I confess I’m a grammar geek.
I believe proofreaders and communications teams were put on this planet to rid the world of poor grammar.
I love the website Grammarly.com and I’m a devoted follower of their twitter feed (@grammarly if you’re interested). I often find myself nodding in agreement as they highlight common misuses of grammar, giggle at their puns, and quite frequently I learn something new. So why not give them a follow today and join in the fun!
Whatever type of material I’m proofreading, be it a book, a website or a brochure, incorrect words just seem to stare me in the face. But I know it’s not always that straightforward for everyone, otherwise why would the world have invented the proofreader?
So this week I’m doing my bit to help rid the world of poor grammar. Here are five pairs of words many of us can be fooled by - and some handy rules to remember how to use them correctly:
1. Ensure v. Insure
To ensure is to make sure of something - ‘He tried the door handle again to ensure it was locked’.
Insure is used in a financial context e.g. to insure your house against damage.
Tip: You insure things ‘in’ the home.

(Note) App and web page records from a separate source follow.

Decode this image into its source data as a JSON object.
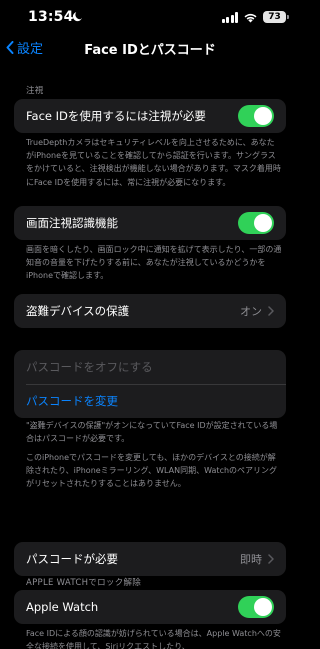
{
  "status": {
    "time": "13:54",
    "battery": "73"
  },
  "nav": {
    "back_label": "設定",
    "title": "Face IDとパスコード"
  },
  "attention": {
    "header": "注視",
    "require_label": "Face IDを使用するには注視が必要",
    "require_on": true,
    "description": "TrueDepthカメラはセキュリティレベルを向上させるために、あなたがiPhoneを見ていることを確認してから認証を行います。サングラスをかけていると、注視検出が機能しない場合があります。マスク着用時にFace IDを使用するには、常に注視が必要になります。",
    "aware_label": "画面注視認識機能",
    "aware_on": true,
    "aware_description": "画面を暗くしたり、画面ロック中に通知を拡げて表示したり、一部の通知音の音量を下げたりする前に、あなたが注視しているかどうかをiPhoneで確認します。"
  },
  "stolen_device": {
    "label": "盗難デバイスの保護",
    "value": "オン"
  },
  "passcode": {
    "turn_off_label": "パスコードをオフにする",
    "change_label": "パスコードを変更",
    "note1": "\"盗難デバイスの保護\"がオンになっていてFace IDが設定されている場合はパスコードが必要です。",
    "note2": "このiPhoneでパスコードを変更しても、ほかのデバイスとの接続が解除されたり、iPhoneミラーリング、WLAN同期、Watchのペアリングがリセットされたりすることはありません。",
    "require_label": "パスコードが必要",
    "require_value": "即時"
  },
  "watch": {
    "header": "APPLE WATCHでロック解除",
    "label": "Apple Watch",
    "on": true,
    "description": "Face IDによる顔の認識が妨げられている場合は、Apple Watchへの安全な接続を使用して、Siriリクエストしたり、"
  },
  "colors": {
    "accent": "#0a84ff",
    "toggle_on": "#30d158",
    "cell_bg": "#1c1c1e",
    "secondary_text": "#8e8e93"
  },
  "icons": {
    "back": "chevron-left-icon",
    "disclosure": "chevron-right-icon",
    "moon": "moon-icon",
    "wifi": "wifi-icon",
    "signal": "signal-icon"
  }
}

2. Stationary v. Stationery
This is one of my favourites and I have an easy-to-remember rule to help.
Stationary means not moving e.g. a parked car is stationary.

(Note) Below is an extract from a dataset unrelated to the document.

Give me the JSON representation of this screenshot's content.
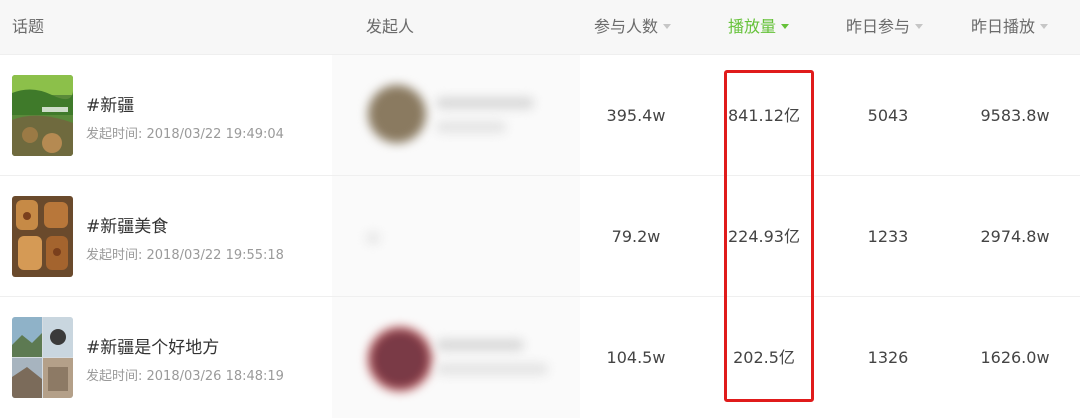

Tip: Parked and stationary both contain ‘ar’.
Stationery is the noun to describe office supplies e.g. ruler, eraser, jotter.
Tip: All the above words contain ‘er’, just like stationery.
3. Effect v. Affect
Effect is a noun meaning outcome, consequence or appearance, e.g. the petition had no effect on the final decision.
Tip: If you can substitute outcome, consequence or appearance into your sentence then effect is probably the right word to use.
Affect is a verb meaning to transform or to change, e.g. the bang on the head affected his memory.
Tip: Again, if you can replace affect with either of these two alternatives then affect is the correct verb to use.
4. Loose v. Lose
Loose means not tight or free from constraint.
To lose is to fail or misplace something.
Tip: A fun way to remember this is that loose rhymes with moose - imagine a field of moose on the loose running wild and free!
5. Practice v. Practise
This can often be a tricky one, particularly if you’ve got Word set to US language, as practise is not used in America.
In the UK, practice is a noun which also means preparation or lessons e.g. do your piano practice!
Tip: Try substituting the word preparation or lessons into your sentence. If one of them fits then practice is the correct word to use.
Practise is a verb meaning ‘to prepare’ e.g. I am practising the recipe for the Great British Bake-off.
Tip: Try and replace practise with prepare or practising with preparing. If your sentence makes sense then you've got the right verb.
If you take away just one of these tips then I shall be a happy lady. Equally, if you have any grammar questions or have a proofreading challenge for me, then just drop me a line! And if you’re wondering what I’m doing tonight…
I will be stationary in the kitchen, practising my recipe to ensure it has a positive effect on the judges so I don't lose. Just saying.